3. Playing Speculative Hands
Along with playing too many hands, players also make the mistake of hand selection. Instead of playing hands that make decisions easier post flop, they choose hands that take a lot of skill and experience to play. Hands that are often dominated like QJ, JT or A3s. Then they catch a piece and go broke.
If you’re a beginner it’s a good idea to keep things simple for yourself. Play hands like pocket pairs, KJ and AT or better, as it reduces your chances of being dominated when you flop top pair. Your decisions will be easier to make.
This is a mistake purely in terms of ICM and your tournament equity.
What I see from players is that they’re incapable of folding hands like 44s or AK preflop. They figure they have the best hand, so they should call.
What they don’t think about, however, is how thin their margins are in a race. Check out these examples to see what I mean. The first hand in each example is ours:
You see what I mean? You’re hardly a favorite / underdog in any of these examples. ICM aside, you need to ask yourself, do I want to risk my tournament life on a coin flip?
5. Open Limping Instead of Raising
Open limping is almost always a mistake. It doesn’t matter what point of the tournament you’re at.
However, on the bubble it’s a mistake because it’s exploitable. Someone can re-raise you (in position) and put you in an awkward situation post flop. You also invite more players into the pot, which can make life difficult for you when you catch a piece and need to maneuver the post flop.
Although open raising can too be exploited on the bubble, that’s less likely to happen since raising indicates strength, especially in such a vulnerable. Plus it gives you an advantage (initiative) post flop. It also creates slightly larger pots for you to win, which can quickly and dramatically shift the dynamic at the table (in terms of chip count) if you take it down.

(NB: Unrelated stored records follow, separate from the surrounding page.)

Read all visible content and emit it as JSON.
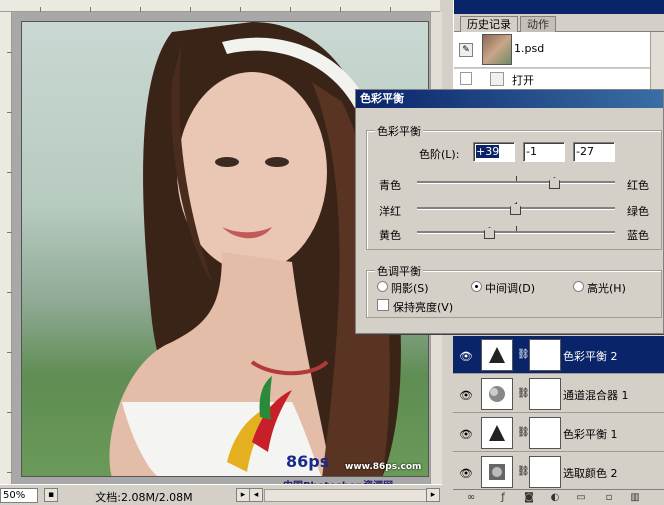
{
  "document": {
    "zoom": "50%",
    "doc_size": "文档:2.08M/2.08M"
  },
  "history_panel": {
    "tabs": [
      {
        "label": "历史记录",
        "active": true
      },
      {
        "label": "动作",
        "active": false
      }
    ],
    "snapshot_name": "1.psd",
    "steps": [
      {
        "label": "打开"
      }
    ]
  },
  "color_balance_dialog": {
    "title": "色彩平衡",
    "group_balance": "色彩平衡",
    "levels_label": "色阶(L):",
    "levels": [
      "+39",
      "-1",
      "-27"
    ],
    "sliders": [
      {
        "left": "青色",
        "right": "红色",
        "value": 39
      },
      {
        "left": "洋红",
        "right": "绿色",
        "value": -1
      },
      {
        "left": "黄色",
        "right": "蓝色",
        "value": -27
      }
    ],
    "group_tone": "色调平衡",
    "tone_options": [
      {
        "label": "阴影(S)",
        "selected": false
      },
      {
        "label": "中间调(D)",
        "selected": true
      },
      {
        "label": "高光(H)",
        "selected": false
      }
    ],
    "preserve_luminosity": {
      "label": "保持亮度(V)",
      "checked": false
    }
  },
  "layers_panel": {
    "layers": [
      {
        "name": "色彩平衡 2",
        "selected": true
      },
      {
        "name": "通道混合器 1",
        "selected": false
      },
      {
        "name": "色彩平衡 1",
        "selected": false
      },
      {
        "name": "选取颜色 2",
        "selected": false
      }
    ]
  },
  "watermark": {
    "logo_text": "86ps",
    "site": "www.86ps.com",
    "name": "中国Photoshop资源网"
  },
  "colors": {
    "selection_blue": "#0a246a",
    "dialog_bg": "#d4d0c8"
  }
}
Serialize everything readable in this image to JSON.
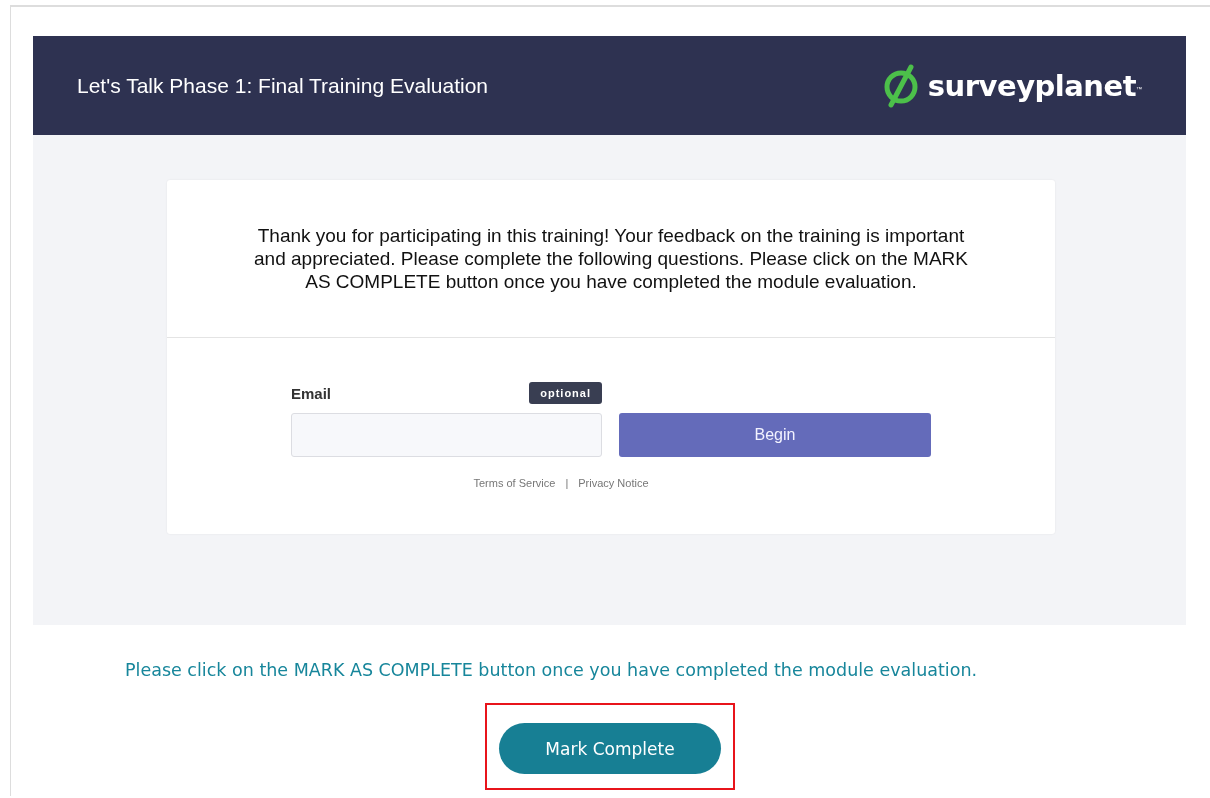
{
  "header": {
    "title": "Let's Talk Phase 1: Final Training Evaluation",
    "logo": {
      "name": "surveyplanet",
      "mark": "™"
    }
  },
  "intro": "Thank you for participating in this training! Your feedback on the training is important and appreciated. Please complete the following questions. Please click on the MARK AS COMPLETE button once you have completed the module evaluation.",
  "form": {
    "email_label": "Email",
    "badge": "optional",
    "begin_button": "Begin",
    "links": [
      "Terms of Service",
      "Privacy Notice"
    ],
    "separator": "|"
  },
  "instruction": "Please click on the MARK AS COMPLETE button once you have completed the module evaluation.",
  "complete_button": "Mark Complete"
}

6. Calling More Than They Shove
When you’re on the bubble a rule of thumb that will save you money and heartache is to shove more than you call. But many players don’t follow this rule.
The reason why you want to shove more than you call is because, for one thing, you have the upper hand. You’re putting the other players in a spot to call for their tournament life. In doing so you maximize your fold equity. You’re also telling the other players you have a hand you’re willing to show down, which signifies strength.
The opposite is true if you’re the one calling a shove. Unless you’re spot on with your opponent’s range you’re pretty much guessing. You don’t want to risk your tournament life on a guess, do you?
7. Not Paying Attention to Stack Sizes
Another costly leak is to not pay attention to stack sizes. This will cost you money because there will be enough money in the pot for small to medium stack sizes to go after. Putting more dead money in the pot with these players left to act after you just begs for you to be exploited.
I recommend avoiding raising/limping with shorter stacks to your left (<15 big blinds). Instead, you should open into stacks of 20-25 big blinds or bigger. These guys still have workable stacks and a good chance of cashing, so they will be much tighter than players with nothing left to lose, or the deep stacks that can afford to splash around. You’ll have more fold equity, which is a must-have on the bubble of any tournament.